“We designed the vehicle around the user,” says Dan Window, Creative Director at PriestmanGoode. “We thought about what types of passengers would use the vehicle, what they would carry, what they would do, what accessibility requirements they might have… it’s been designed from the inside out. Every element has been considered to ensure that Dromos is flexible and suitable for a wide range of users.”
PriestmanGoode describes the design as ‘approachable minimalism’. There are no extraneous elements, every detail serves a specific purpose. The design was created to be easy and efficient to manufacture, as well as maintain, and to enable maximum passenger comfort.
The Dromos ANT is a multi-purpose vehicle platform designed for passengers and freight. Its modular design optimized for easy manufacturing and maintenance and its flexible interior can accommodate various passenger needs, including luggage, bikes, sporting equipment as well as disabled access.
Passengers access the cabin via extra-wide doors – which allow easy access for wheelchairs, bikes, and baby strollers – and a flat floor. The seating has been molded from sustainable and easy to clean materials. And with a large skylight and window space, the compact cabin is light and airy while the tinted and patterned glass with reflective coating reduces solar heat absorption.
The colors, materials, and finishes are being developed taking into account the latest material technology and increased passenger considerations around hygiene. The seating has been molded from sustainable and easy to clean materials. And with a large skylight and window space, the compact cabin is light and airy while the tinted and patterned glass with reflective coating reduces solar heat absorption.
“The last few months have changed priorities in terms of materials and finishes,” explains Maria Kafel-Bentkowska, Head of CMF at PriestmanGoode. “Hygiene has really come to the fore, and we’ve been working with suppliers to work on finding ways we can satisfy stricter hygiene standards as well as keep sustainability at the forefront.”
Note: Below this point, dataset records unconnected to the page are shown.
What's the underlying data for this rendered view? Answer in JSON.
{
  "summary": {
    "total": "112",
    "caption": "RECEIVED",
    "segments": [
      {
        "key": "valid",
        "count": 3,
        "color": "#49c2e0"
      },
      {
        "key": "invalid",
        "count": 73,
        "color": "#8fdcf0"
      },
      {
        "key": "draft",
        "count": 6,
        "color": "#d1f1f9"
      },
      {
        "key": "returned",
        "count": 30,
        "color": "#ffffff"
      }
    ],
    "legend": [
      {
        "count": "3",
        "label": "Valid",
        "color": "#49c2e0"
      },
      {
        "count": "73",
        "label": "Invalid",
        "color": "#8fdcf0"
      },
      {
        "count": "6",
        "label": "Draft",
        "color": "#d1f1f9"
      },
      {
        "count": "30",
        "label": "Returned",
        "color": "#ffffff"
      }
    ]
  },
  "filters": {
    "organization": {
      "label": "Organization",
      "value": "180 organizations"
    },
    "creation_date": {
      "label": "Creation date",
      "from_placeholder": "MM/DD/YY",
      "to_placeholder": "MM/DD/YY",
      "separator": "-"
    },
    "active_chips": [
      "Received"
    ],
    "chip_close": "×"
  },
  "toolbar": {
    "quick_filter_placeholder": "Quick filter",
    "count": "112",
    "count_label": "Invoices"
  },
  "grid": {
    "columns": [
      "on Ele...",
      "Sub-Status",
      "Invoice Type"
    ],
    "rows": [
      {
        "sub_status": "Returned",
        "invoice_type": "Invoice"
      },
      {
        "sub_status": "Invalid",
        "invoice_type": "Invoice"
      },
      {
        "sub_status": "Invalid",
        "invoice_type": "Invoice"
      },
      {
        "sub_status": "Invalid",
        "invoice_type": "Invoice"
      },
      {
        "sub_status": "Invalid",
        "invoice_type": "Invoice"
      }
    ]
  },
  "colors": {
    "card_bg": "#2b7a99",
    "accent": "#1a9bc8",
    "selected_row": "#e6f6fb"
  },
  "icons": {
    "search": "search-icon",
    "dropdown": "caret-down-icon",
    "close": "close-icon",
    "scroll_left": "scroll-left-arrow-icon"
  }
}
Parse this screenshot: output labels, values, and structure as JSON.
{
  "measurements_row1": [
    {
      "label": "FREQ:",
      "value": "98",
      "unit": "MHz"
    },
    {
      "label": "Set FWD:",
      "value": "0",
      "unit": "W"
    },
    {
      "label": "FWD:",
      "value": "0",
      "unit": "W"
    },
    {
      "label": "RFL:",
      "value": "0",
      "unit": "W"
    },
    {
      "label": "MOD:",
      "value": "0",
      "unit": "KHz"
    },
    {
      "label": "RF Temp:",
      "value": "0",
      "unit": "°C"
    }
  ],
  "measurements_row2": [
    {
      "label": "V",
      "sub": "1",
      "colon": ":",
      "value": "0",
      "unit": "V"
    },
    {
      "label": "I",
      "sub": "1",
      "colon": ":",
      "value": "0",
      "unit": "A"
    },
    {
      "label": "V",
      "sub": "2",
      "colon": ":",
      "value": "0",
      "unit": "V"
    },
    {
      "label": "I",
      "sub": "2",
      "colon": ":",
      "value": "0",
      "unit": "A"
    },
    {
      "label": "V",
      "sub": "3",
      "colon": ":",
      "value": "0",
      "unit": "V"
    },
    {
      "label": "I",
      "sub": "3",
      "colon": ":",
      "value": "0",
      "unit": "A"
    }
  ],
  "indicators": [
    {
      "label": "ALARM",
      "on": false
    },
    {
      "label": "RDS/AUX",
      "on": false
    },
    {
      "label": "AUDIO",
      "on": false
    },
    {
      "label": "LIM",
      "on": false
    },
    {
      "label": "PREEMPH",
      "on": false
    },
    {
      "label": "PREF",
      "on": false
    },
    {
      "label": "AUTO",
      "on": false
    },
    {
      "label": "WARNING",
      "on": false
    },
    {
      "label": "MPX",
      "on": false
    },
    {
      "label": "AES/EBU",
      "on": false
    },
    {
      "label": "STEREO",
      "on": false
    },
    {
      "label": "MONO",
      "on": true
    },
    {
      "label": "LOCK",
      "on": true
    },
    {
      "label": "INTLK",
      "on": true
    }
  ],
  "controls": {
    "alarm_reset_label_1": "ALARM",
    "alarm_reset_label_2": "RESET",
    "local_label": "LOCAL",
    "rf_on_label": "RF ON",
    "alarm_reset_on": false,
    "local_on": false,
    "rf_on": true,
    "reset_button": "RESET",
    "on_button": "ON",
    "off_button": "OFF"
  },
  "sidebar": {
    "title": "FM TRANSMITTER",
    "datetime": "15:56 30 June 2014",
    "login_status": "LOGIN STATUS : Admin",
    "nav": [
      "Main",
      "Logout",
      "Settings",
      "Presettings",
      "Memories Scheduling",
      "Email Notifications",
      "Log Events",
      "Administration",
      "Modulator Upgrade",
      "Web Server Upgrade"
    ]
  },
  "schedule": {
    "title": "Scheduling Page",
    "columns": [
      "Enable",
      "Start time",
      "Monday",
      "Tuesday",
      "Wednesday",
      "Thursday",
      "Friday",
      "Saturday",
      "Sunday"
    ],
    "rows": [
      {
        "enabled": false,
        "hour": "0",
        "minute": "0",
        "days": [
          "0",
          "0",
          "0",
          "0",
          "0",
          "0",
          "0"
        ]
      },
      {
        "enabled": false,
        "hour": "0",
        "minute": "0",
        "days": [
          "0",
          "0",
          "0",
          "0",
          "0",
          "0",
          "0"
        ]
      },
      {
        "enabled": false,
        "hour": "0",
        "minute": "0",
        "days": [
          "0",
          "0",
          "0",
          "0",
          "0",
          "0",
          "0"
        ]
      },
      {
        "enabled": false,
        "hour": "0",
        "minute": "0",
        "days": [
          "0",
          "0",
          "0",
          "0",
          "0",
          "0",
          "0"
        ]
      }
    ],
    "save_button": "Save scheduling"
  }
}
Dromos provides a high-capacity network of autonomous electric vehicles suitable for both passenger and urban freight, running on-demand and on its own dedicated infrastructure. The closed-loop system provides a number of environmental and economic benefits for passengers.
The vehicles are available anytime, can stop within 100m of any location, and direct into buildings. The autonomous electric vehicles are CO2 neutral at the point of use, ultra-quiet, and offer lower construction and operating cost and space consumption than conventional mass transport systems such as metro, rail, LRT and BRT.
“This type of mass transit has become even more relevant now,” says Paul Priestman, Designer and Chairman of PriestmanGoode. “Not only does it answer the first and last mile problem, which is one of the key issues we’re always trying to solve in public transport, but it’s also particularly suitable for a post-pandemic world where passengers are more concerned about hygiene and safety.”
“It enables us to maintain high volumes of passengers, whilst enabling social distancing, as passengers would share vehicles only with their own travel party,” added Priestman.
PriestmanGoode and Dromos Technologies are currently working on finalizing the design for production.